My Life as a Quant | Emanuel Derman

Summary of: My Life as a Quant: Reflections on Physics and Finance
By: Emanuel Derman

Introduction

Delve into the fascinating journey of Emanuel Derman in ‘My Life as a Quant: Reflections on Physics and Finance’ as he transitions from a passionate physicist to a thriving financial engineer. Explore how the marriage of physics and finance came to be, as the unstable economy demanded expertise that physicists possessed and a diminishing job market in academia left them seeking solace elsewhere. Witness Derman’s personal trials, as he grapples with the challenges of academia, cultural differences, and the relentless politics of Wall Street, while carving his path to becoming Financial Engineer of the Year.

When Physics Meets Finance

Physics has become an essential part of the financial world, with physicists being sought after by Wall Street firms due to their exceptional ability to measure change. The collapse of the traditional job market for physicists in the 1970s prompted this influx of talent to other fields, like finance. With a highly regulated post-WWII economic order breakdown, only physicists had the aptitude to understand and, potentially, predict the new financial world’s nature. The intrinsic mathematical tools and modeling prowess of physicists became crucial in measuring change in a sophisticated manner. This unexpected alliance between physics and finance is a marriage of convenience, as governments that previously funded physics heavily in the 1950s and 1960s did not do so in the following two decades, leading to a surplus of physicists chasing academic positions. As a result, academically unemployable physicists began receiving offers from Wall Street firms, paying substantially more than the average academic salary.

From Physics to Finance

At the age of 16, Emanuel Derman entered the University of Cape Town, where he developed an interest in particle physics. In 1965, he moved to the US for graduate studies at Columbia University in New York City. Despite his desire to understand the universe, he found himself unprepared for the top-tier American grad school. Derman realized that he excelled in applied mathematics more than atomic physics and quantum mechanics. The most valuable lesson he learned was that while talent was important to succeed, perseverance and luck were the most critical factors.

From Physics to Perseverance

Emanuel Derman’s journey from physics to perseverance was not unmitigated bliss. He faced tough competition, academic politics, and psychological pressure in the meritocratic world of physics. After years of productive work, Derman received his Ph.D. but found scarce job opportunities. He took a post-doctoral position at the University of Pennsylvania, where he encountered xenophobia and made a career error.
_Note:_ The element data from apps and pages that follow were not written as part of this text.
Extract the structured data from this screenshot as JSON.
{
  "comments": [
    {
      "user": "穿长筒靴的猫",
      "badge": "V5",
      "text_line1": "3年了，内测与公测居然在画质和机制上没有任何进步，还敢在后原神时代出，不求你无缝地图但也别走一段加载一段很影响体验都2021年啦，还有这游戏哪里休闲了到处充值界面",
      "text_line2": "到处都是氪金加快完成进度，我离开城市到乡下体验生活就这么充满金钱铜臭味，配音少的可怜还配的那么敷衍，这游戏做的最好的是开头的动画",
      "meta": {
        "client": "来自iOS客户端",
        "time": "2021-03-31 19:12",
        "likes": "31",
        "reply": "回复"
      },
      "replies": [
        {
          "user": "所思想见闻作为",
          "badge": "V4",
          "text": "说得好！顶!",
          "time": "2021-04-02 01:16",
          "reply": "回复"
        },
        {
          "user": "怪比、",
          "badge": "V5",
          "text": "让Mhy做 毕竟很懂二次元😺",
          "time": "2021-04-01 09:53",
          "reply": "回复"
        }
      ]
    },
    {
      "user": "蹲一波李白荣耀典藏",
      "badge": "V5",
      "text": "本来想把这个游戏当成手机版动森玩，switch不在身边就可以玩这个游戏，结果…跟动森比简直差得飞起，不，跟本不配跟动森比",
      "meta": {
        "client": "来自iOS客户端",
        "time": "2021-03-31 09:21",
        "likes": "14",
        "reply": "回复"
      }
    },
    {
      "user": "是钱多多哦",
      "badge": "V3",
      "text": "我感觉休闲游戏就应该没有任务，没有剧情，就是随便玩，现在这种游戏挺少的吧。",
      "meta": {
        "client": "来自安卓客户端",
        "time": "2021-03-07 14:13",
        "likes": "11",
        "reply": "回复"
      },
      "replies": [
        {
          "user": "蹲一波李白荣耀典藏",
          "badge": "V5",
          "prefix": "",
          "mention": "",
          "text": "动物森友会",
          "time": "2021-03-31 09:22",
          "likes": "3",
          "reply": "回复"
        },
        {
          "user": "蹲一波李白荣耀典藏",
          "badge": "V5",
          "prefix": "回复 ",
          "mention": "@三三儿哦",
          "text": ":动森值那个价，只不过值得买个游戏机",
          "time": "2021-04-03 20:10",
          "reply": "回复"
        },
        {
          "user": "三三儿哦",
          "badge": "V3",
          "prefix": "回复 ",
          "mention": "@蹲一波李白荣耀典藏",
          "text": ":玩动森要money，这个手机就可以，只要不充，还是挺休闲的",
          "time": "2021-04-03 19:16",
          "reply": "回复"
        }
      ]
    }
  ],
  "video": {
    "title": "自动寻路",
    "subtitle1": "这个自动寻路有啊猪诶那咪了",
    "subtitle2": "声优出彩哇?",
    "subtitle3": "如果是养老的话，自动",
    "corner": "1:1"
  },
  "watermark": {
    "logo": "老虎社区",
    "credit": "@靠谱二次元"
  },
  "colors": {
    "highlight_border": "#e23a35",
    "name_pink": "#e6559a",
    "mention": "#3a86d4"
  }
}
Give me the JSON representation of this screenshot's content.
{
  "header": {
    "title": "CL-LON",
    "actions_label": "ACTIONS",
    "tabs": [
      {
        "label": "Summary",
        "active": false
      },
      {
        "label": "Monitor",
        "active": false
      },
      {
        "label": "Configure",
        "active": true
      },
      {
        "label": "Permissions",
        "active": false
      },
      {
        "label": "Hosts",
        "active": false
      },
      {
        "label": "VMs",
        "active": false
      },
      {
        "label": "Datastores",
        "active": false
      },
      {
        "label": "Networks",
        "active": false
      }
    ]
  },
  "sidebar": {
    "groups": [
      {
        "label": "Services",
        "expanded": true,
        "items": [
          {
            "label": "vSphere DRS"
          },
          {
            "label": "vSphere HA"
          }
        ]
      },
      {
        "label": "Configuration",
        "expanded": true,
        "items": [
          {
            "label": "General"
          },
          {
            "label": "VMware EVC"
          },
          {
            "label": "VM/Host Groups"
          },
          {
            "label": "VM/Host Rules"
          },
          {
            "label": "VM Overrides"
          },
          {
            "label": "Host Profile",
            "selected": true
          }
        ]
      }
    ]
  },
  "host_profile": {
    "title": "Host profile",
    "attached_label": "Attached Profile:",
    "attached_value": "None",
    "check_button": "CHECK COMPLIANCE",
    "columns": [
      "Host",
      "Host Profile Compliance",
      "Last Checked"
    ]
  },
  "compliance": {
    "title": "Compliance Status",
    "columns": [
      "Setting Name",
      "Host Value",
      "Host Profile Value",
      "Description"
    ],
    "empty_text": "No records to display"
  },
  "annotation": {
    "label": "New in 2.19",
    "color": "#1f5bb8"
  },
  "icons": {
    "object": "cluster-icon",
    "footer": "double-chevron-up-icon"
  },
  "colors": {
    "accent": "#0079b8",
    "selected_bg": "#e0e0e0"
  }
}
However, he discovered the German spiritual guide Rudolf Steiner, who left a lasting impression. Derman’s perseverance paid off as he found an interesting puzzle in physics, which led to another post-doctoral position at Oxford University. Derman’s story highlights the challenges and rewards of pursuing a career in physics.

Derman’s Journey to Wall Street

Derman moved from Rockefeller University to the University of Colorado and then to AT&T Bell Labs. His physics career was fading, and he considered studying medicine but lacked the courage. While in Colorado, he practiced Tibetan Buddhist meditation. After realizing that job searching was wearing him down, he joined AT&T Bell Labs, feeling guilty about leaving academia.

Trapped in Corporate Bureaucracy

Derman’s tenure at AT&T felt like imprisonment in a labyrinthine system that prioritized politics and arbitrary rules. While theoretical research thrived at Bell, Derman wrote software and dreamed of escape. His time in this environment proved useful, but it took five years to break free.

Want to read the full book summary?

Leave a Reply

Your email address will not be published. Required fields are marked *

Fill out this field
Fill out this field
Please enter a valid email address.
You need to agree with the terms to proceed